[Records excerpted from a collection]
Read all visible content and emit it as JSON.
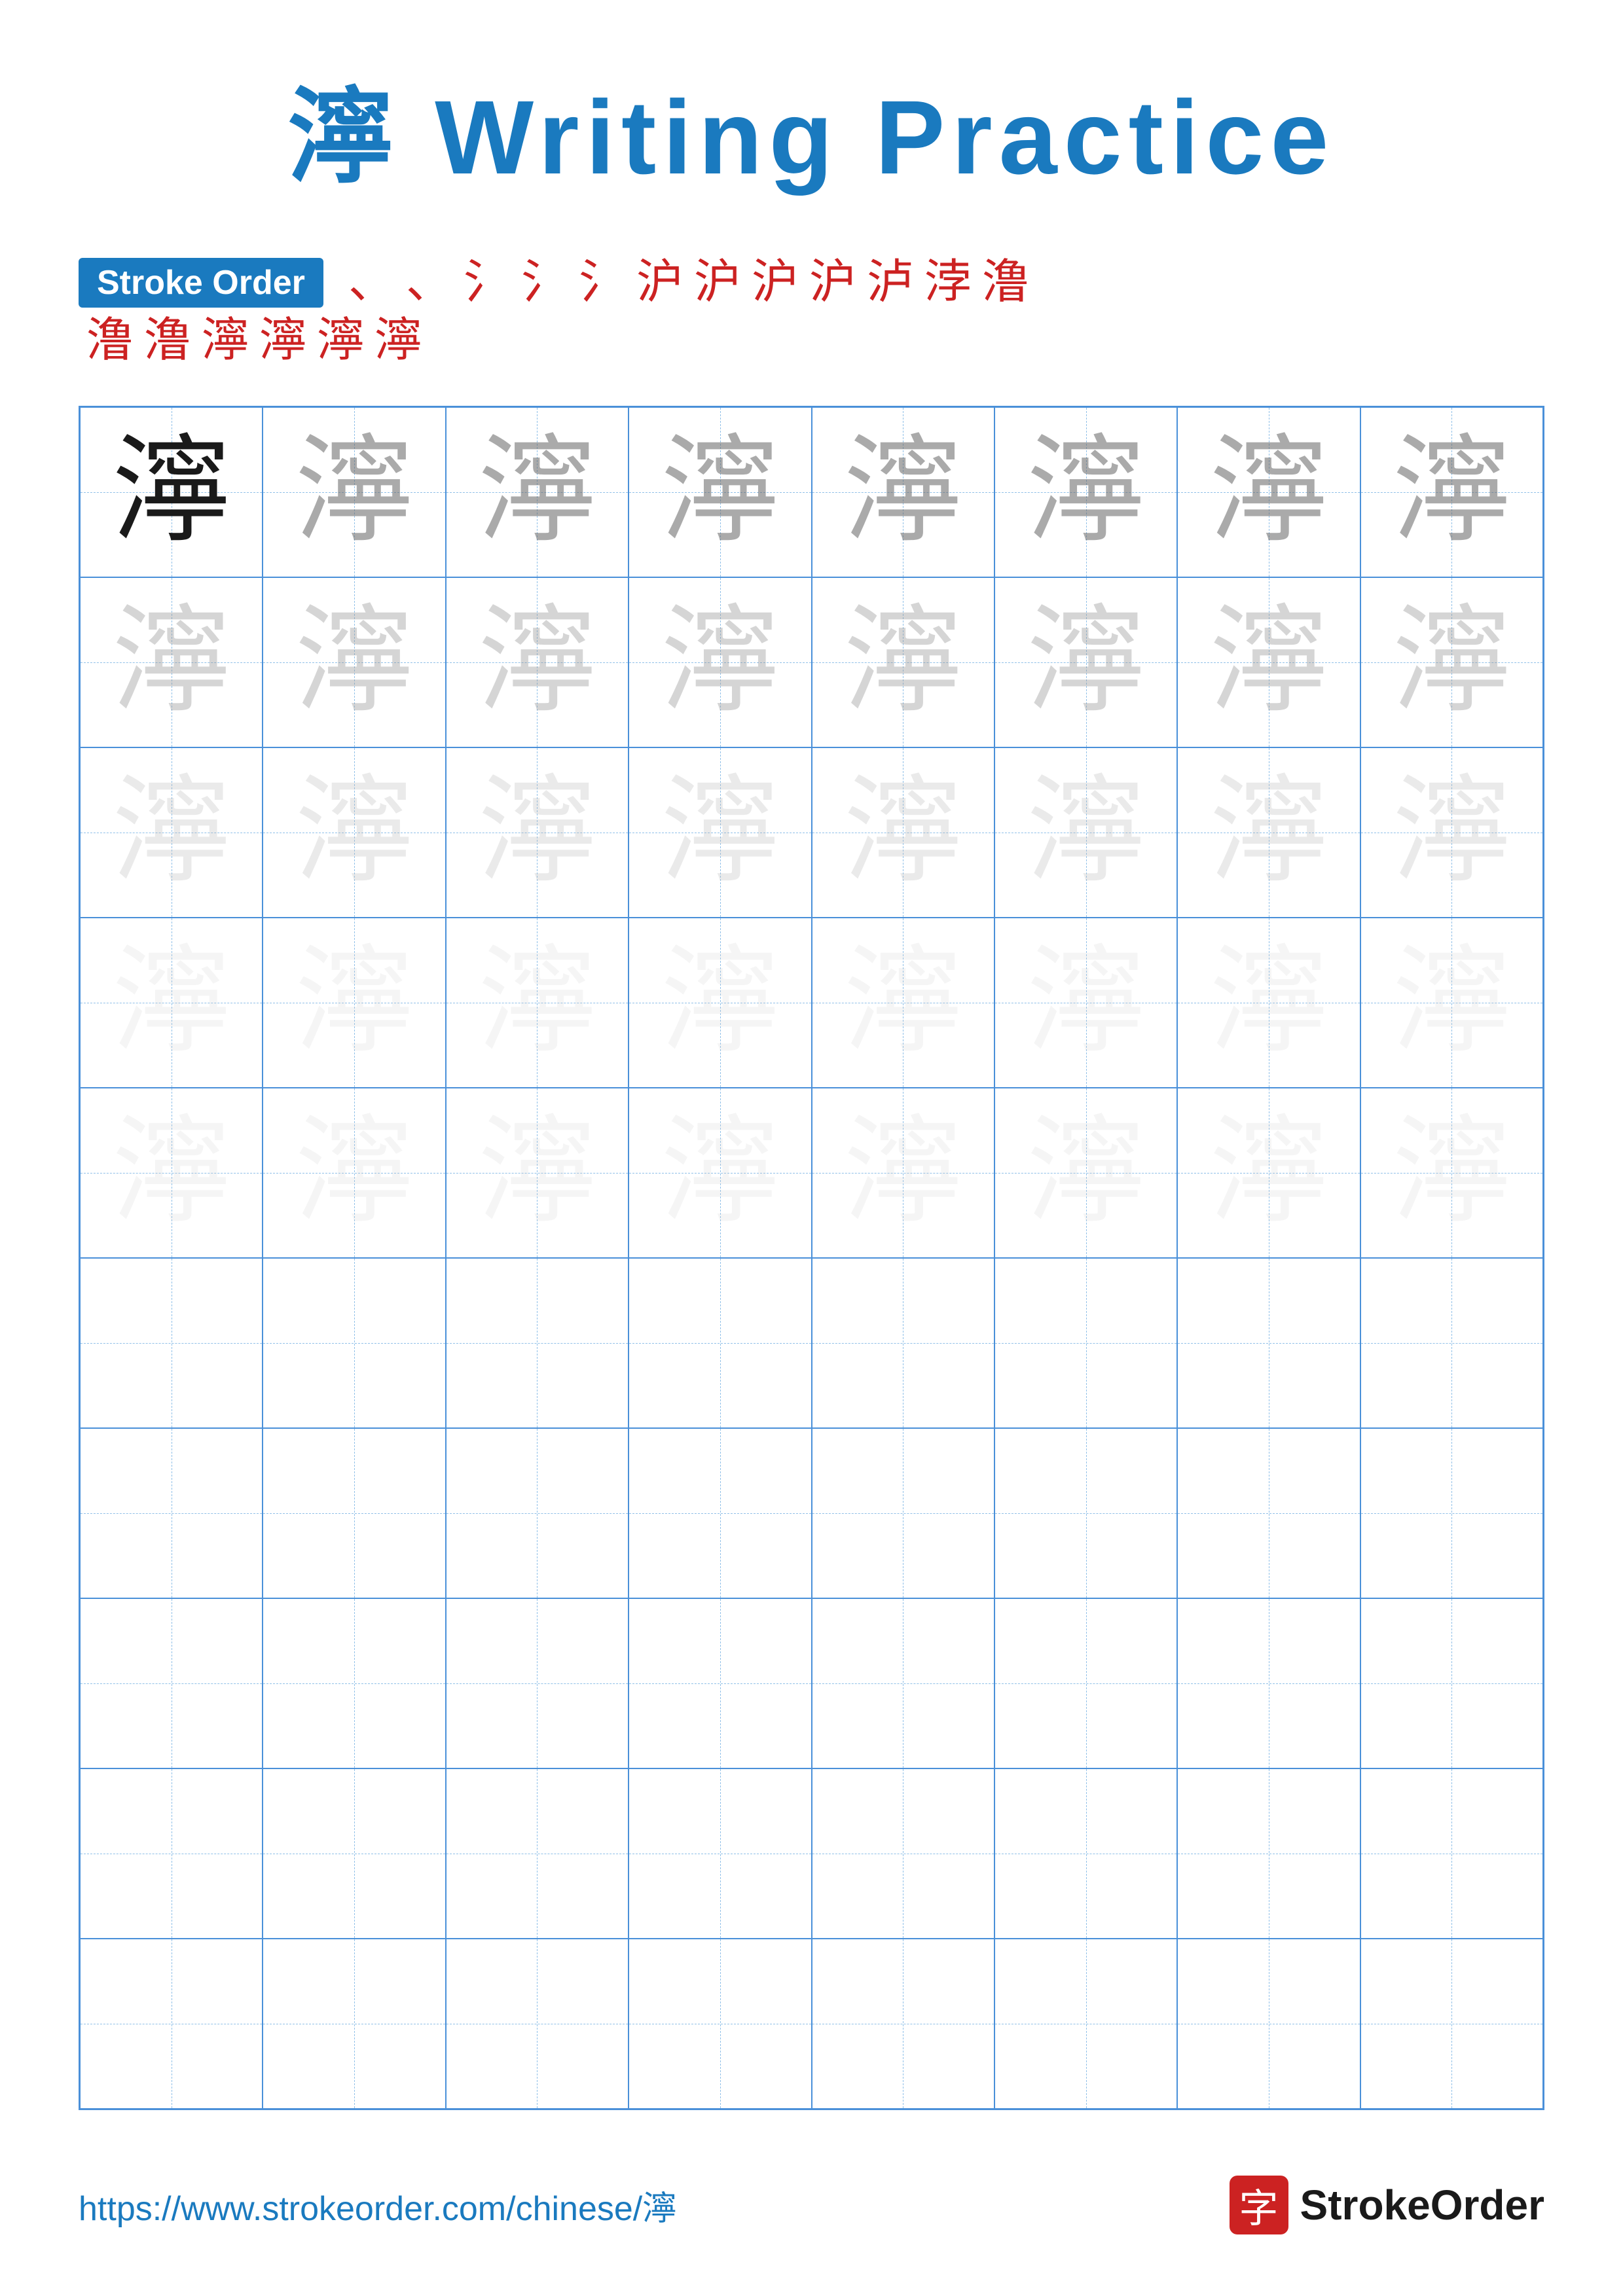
{
  "title": {
    "char": "濘",
    "text": " Writing Practice",
    "full": "濘 Writing Practice"
  },
  "stroke_order": {
    "badge_label": "Stroke Order",
    "strokes_row1": [
      "、",
      "、",
      "氵",
      "氵",
      "氵",
      "沪",
      "沪",
      "沪",
      "沪",
      "泸",
      "浡",
      "澛"
    ],
    "strokes_row2": [
      "澛",
      "澛",
      "濘",
      "濘",
      "濘",
      "濘"
    ]
  },
  "practice_char": "濘",
  "grid": {
    "cols": 8,
    "rows": 10,
    "practice_rows": 5
  },
  "footer": {
    "url": "https://www.strokeorder.com/chinese/濘",
    "logo_char": "字",
    "logo_text": "StrokeOrder"
  }
}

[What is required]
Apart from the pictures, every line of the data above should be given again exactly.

[Task response]
Read all visible content and emit it as JSON.
{
  "title": {
    "char": "濘",
    "text": " Writing Practice",
    "full": "濘 Writing Practice"
  },
  "stroke_order": {
    "badge_label": "Stroke Order",
    "strokes_row1": [
      "、",
      "、",
      "氵",
      "氵",
      "氵",
      "沪",
      "沪",
      "沪",
      "沪",
      "泸",
      "浡",
      "澛"
    ],
    "strokes_row2": [
      "澛",
      "澛",
      "濘",
      "濘",
      "濘",
      "濘"
    ]
  },
  "practice_char": "濘",
  "grid": {
    "cols": 8,
    "rows": 10,
    "practice_rows": 5
  },
  "footer": {
    "url": "https://www.strokeorder.com/chinese/濘",
    "logo_char": "字",
    "logo_text": "StrokeOrder"
  }
}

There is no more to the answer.